Delivering Value and Driving Growth
By Yossi Sheffi
Why is Memphis home to hundreds of motor carrier terminals and distribution centers? Why does the tiny island-nation of Singapore handle a fifth of the world’s maritime containers and half the world’s annual supply of crude oil? Which jobs can replace lost manufacturing jobs in advanced economies?
Some of the answers to these questions are rooted in the phenomenon of logistics clusters–geographically concentrated sets of logistics-related business activities.
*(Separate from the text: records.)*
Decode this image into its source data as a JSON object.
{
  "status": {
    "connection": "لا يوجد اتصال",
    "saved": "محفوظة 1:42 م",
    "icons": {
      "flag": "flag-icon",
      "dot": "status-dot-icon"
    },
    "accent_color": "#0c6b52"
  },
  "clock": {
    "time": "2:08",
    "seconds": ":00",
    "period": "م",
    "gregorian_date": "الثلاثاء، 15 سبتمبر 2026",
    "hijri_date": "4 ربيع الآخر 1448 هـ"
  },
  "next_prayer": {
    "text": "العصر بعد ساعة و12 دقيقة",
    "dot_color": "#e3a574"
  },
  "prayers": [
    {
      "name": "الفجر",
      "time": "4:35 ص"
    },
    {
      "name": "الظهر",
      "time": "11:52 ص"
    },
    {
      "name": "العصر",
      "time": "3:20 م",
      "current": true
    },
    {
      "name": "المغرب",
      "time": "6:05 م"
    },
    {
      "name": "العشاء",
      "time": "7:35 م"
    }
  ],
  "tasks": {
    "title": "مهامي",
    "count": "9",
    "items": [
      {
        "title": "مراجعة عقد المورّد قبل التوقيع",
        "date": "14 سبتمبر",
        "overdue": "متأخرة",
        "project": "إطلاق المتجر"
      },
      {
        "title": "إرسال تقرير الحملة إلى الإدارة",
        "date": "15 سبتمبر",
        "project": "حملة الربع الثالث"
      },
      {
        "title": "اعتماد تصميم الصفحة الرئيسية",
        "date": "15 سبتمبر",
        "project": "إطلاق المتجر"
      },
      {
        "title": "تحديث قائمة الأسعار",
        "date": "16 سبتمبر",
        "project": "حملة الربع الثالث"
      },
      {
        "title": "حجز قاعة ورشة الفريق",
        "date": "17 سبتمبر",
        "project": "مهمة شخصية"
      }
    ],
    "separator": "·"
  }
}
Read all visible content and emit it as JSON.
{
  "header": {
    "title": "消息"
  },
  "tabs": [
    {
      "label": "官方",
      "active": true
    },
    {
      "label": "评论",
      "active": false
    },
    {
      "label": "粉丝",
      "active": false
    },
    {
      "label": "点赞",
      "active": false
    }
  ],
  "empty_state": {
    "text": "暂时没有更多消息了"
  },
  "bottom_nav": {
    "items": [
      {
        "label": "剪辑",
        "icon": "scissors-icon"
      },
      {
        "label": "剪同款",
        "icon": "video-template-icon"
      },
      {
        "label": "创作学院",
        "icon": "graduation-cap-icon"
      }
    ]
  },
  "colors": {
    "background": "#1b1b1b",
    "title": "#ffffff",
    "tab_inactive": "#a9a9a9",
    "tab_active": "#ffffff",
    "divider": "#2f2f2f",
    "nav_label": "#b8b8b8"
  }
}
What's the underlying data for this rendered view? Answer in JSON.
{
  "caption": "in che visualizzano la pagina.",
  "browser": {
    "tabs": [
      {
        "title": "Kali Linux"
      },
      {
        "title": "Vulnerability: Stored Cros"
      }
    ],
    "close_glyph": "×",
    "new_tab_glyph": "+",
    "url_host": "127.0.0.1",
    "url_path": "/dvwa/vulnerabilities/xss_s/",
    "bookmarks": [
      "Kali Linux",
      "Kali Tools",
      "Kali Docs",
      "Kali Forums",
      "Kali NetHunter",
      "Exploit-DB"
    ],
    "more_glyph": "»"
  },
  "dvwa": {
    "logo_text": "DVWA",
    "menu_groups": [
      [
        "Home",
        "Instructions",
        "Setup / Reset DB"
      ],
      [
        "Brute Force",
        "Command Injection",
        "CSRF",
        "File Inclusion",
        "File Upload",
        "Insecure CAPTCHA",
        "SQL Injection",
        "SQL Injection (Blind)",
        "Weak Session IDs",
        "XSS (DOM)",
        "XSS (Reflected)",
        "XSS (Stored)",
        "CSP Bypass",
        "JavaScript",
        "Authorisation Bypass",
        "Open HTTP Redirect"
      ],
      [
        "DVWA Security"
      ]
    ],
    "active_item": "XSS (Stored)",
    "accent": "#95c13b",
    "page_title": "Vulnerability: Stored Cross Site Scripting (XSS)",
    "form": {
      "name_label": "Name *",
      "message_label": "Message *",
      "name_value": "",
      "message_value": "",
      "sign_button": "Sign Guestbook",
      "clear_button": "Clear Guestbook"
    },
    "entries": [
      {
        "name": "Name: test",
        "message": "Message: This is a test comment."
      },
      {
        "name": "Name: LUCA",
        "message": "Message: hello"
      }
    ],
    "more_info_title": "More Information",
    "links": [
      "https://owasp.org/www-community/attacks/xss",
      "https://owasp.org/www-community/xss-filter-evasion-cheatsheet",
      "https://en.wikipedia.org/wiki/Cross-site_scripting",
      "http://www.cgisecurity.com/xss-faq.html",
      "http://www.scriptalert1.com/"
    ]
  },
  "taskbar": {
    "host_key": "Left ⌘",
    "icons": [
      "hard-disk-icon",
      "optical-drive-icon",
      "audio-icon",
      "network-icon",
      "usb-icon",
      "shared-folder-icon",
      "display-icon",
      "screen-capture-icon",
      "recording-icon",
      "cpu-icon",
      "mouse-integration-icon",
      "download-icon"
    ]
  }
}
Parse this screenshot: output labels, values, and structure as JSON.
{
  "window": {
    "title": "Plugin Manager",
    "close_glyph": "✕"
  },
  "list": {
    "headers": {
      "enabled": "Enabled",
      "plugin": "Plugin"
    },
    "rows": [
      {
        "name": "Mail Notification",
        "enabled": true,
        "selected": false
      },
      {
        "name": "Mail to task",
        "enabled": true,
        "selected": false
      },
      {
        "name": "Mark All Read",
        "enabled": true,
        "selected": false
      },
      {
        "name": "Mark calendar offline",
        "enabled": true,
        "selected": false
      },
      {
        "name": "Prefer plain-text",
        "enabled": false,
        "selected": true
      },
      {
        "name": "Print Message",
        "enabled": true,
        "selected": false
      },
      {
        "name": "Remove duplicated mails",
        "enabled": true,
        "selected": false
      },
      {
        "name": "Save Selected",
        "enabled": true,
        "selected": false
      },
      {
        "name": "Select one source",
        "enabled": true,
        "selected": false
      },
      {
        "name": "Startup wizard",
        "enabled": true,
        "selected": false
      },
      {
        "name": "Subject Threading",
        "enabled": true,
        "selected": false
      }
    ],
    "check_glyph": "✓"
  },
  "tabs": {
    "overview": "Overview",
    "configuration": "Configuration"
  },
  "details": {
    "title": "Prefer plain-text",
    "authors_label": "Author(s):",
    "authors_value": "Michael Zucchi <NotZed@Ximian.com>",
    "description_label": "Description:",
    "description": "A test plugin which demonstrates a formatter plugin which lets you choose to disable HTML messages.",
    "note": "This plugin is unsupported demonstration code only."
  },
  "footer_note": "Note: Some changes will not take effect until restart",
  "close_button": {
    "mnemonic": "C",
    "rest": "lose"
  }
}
In this book, supply chain management expert Yossi Sheffi explains why Memphis, Singapore, Chicago, Rotterdam, Los Angeles, and scores of other locations have been successful in developing such clusters while others have not.
Sheffi outlines the characteristic “positive feedback loop” of logistics clusters development and what differentiates them from other industrial clusters; how logistics clusters “add value” by generating other industrial activities; why firms should locate their distribution and value-added activities in logistics clusters; and the proper role of government support, in the form of investment, regulation, and trade policy.
Sheffi also argues for the most important advantage offered by logistics clusters in today’s recession-plagued economy: jobs, many of them open to low-skilled workers, that are concentrated locally and not “offshorable.” These logistics clusters offer what is rare in today’s economy: authentic success stories. For this reason, numerous regional and central governments, as well as scores of real estate developers, are investing in the development of such clusters.
About the Author
Yossi Sheffi is Elisha Gray II Professor of Engineering Systems at MIT and Director of the MIT Center for Transportation and Logistics. He has worked with leading manufacturers and logistics service providers around the world on supply chain issues and is an active entrepreneur, having founded or co-founded five companies since 1987. He is the author of The Resilient Enterprise: Overcoming Vulnerability for Competitive Advantage (MIT Press) and Urban Transportation Networks